In 1974, an indoor swimming pool, change rooms and a gymnasium were added as the population grew to over 1,200 children and youth and our name was changed to Legion Memorial Boys' & Girls' Club. 1976 was the inaugural year for the annual H.W. Coulson Swim-a-Thon, a successful fundraiser which supports Club programs. Although the Legion continued to support the Club through various fundraising efforts, 1978 brought the acceptance by the United Way as a member agency to secure additional funding through their campaign. With this funding, the Club's membership continued to grow. In 1979, our name was changed to Memorial Boys' & Girls' Club.

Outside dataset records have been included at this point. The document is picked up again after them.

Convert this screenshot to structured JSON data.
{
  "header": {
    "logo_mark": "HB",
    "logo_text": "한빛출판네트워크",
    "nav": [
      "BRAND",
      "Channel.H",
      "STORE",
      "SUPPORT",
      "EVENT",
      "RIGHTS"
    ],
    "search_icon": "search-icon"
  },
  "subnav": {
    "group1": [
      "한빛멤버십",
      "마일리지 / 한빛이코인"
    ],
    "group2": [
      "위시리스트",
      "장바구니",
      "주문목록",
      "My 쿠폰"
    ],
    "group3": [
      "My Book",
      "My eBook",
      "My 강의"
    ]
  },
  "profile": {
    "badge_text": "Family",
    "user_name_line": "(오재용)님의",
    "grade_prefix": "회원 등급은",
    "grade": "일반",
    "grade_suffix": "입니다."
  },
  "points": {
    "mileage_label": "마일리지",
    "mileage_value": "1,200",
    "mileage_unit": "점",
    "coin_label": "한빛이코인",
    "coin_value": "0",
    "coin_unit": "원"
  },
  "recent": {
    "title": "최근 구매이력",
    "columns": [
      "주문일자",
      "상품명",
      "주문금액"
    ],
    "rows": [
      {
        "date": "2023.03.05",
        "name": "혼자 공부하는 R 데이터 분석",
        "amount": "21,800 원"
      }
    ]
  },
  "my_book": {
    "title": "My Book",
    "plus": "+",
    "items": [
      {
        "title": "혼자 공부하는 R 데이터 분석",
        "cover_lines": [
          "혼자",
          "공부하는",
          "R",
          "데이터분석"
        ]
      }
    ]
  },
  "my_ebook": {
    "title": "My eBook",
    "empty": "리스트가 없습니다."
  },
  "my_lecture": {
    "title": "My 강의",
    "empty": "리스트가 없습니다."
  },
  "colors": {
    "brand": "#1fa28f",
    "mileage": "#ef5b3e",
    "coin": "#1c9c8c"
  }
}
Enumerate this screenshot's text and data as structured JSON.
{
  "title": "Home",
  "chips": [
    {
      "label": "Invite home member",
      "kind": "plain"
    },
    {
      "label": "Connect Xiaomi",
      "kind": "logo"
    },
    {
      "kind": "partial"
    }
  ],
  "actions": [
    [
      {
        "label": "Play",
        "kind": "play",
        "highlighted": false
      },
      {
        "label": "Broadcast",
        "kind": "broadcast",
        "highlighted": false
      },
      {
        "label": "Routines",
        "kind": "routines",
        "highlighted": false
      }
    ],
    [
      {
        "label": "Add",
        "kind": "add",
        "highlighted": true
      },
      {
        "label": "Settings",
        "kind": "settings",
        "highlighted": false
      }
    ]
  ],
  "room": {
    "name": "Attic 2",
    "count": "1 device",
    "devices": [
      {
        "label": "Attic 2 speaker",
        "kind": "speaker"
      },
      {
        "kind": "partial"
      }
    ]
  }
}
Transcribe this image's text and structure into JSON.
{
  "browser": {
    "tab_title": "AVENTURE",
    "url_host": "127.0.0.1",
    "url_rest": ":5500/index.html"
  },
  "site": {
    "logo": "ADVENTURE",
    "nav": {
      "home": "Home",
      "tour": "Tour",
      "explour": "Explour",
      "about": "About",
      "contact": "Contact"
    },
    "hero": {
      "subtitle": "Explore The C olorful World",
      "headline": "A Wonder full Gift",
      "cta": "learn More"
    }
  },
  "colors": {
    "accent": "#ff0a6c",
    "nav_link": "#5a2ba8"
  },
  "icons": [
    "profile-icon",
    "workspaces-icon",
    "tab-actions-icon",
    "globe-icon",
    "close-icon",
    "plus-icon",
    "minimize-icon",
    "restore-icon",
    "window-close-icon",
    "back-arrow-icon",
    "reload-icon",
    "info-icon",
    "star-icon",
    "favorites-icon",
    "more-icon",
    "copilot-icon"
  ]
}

Plans were developed in 1985 to enable the Club to expand programs for 2,000 plus members and service their needs into the 1990s. An addition was opened which included a new front entry, program space and additional office facilities. In 1987, the Horton Street Seniors Centre was opened for 60 members. The Club was now used during the day and senior citizens had an affordable place for recreational and social events. The London Rib-Fest, a five day outdoor festival held on the Civic Holiday weekend in Victoria Park began in 1988.
In 1996, another 25,200 sq ft was added to the facility to include increased program space and the ClubHouse Café. Forest City Signs was opened as an entrepreneurial opportunity for job training and experience and to assist in funding for the Club's operations.
In 2000, our name was changed to the Boys and Girls Club of London to reflect the association with the Boys and Girls Clubs of Ontario and Canada. Annual visits for children and youth is now over 36,000. The Horton Street Seniors' Centre now boasts over 1,500 members. The Transit Department uses 21 wheelchair accessible vans and buses to bring children, youth and seniors to and from the Club. The Kelly Jarmain and Family Aquaplex was opened in 2006 which provides a new pool, more program space, landscaped parking and green space around the Club. This new addition brings the total square footage to over 100,000. In 2006, we celebrated our 50th Anniversary of service to London and area and are thankful to all of those who have come before us and continue to assist us in providing quality services to those who need us.
The development of the M.A.P. (My Action Plan to Education) Program has provided the foundation for supporting enhanced academic skills for children and youth and has evolved into further programming providing advocacy, mentorship, technology, leadership skills, career guidance, community involvement and accessibility to higher education through financial support. We have a dedicated vision to ensure that all members of the community discover and achieve their dreams to be healthy, successful and active participants in society.
The Club has had five Executive Directors during its lifetime - Bob Fallis (1965-1973), Perry Mitchell (1973 - 1974), Roy Adair (1974 -1978), Don Donner (1978-2013) and Chris Harvey (2010-Present).
In March 2021, the Boys and Girls Club of London became BGC London because Clubs across the country open their doors to all kids and teens and we believe our name should reflect that. Removing gender from our name modernizes the BGC brand and echoes the inclusive practices we’re known for without straying too far from our history and national brand awareness. It also embraces the fact that we serve young people of all ages, backgrounds, and identities.
New name, same legacy: 65+ years of creating opportunities for hundreds of London area children and teens. (Legally, our organization name is still Boys’ and Girls’ Club of London.)
Currently, over 35 full time and 40 part time staff provide programs and services, drive children and seniors and offer administrative support. Over 400 volunteers participate every year, sharing their knowledge and talents with children and seniors in many roles including special events, programming and leadership.